    • Similarly, but for different reasons, King Boncorro in The Secular Wizard does evil things for the good of his country so he'll be richer so he can stop throwing more and more depraved Bread and Circuses at his nobles so he can be rich so he can keep from going to Heaven while not falling into the grasp of Hell- a good example of Stupid Neutral with a heart of gold if ever there was one. His genuinely evil chancellor warping his plans was behind a lot of that.
  • Unreliable Expositor: A few books in it's revealed that the initial idea of this world operating entirely on Christian theology with Satan and the Saints powering all magic is a local misconception, and in fact All Myths Are True. Although the version of Catholicism practiced in the Europe equivalent is the "correct" religion, Islam is considered close enough and magic works fine even for cultures with no real religious equivalent to the Christian god or devil.

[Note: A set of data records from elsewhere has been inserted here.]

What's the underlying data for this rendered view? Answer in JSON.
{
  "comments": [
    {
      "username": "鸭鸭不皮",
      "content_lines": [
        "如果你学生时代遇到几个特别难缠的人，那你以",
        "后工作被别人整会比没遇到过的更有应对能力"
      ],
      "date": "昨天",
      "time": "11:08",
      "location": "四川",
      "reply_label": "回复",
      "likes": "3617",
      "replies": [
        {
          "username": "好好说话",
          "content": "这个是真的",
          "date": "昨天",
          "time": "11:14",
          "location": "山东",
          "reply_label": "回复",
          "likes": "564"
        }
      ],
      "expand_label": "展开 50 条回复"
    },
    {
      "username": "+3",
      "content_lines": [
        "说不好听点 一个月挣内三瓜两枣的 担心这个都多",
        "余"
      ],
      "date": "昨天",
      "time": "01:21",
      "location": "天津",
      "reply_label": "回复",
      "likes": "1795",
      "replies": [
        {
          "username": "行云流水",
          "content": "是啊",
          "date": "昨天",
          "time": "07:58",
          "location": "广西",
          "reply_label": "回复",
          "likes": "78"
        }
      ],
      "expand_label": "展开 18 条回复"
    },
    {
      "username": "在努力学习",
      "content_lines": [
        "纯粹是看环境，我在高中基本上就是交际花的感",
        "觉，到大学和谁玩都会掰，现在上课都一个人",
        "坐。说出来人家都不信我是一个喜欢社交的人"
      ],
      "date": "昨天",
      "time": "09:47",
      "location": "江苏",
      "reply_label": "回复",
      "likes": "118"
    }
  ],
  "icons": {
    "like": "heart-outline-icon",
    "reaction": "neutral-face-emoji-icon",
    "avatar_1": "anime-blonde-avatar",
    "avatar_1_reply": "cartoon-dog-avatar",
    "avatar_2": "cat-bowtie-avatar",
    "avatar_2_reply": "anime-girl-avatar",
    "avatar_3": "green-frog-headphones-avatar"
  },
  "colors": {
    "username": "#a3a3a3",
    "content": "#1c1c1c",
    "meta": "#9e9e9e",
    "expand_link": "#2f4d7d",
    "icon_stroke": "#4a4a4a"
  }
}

  • Weird Trade Union: In The Secular Wizard, once Mathew discovers that all crime in King Boncorro's country has unionized, with a different guild for each type of crime- the pickpocket guild, the burglar guild, the mugger guild, the robber guild, the murderer guild...
  • Wimp Fight: In The Secular Wizard, two squires try fighting unarmed. Unfortunately, the only kind of fighting they actually know how to do is sword fighting, so they mostly just land a lot of painful but not actually damaging blows until one gets a lucky hit to the solar plexus.
  • Year Inside, Hour Outside: at one point, Matthew returns to "our" dimension after five years in Merovence, to discover that it's been three days since he left. This inches into Narnia Time territory, since Saul had been transported into Merovence searching for him after he'd been missing several days years previously from their perspective.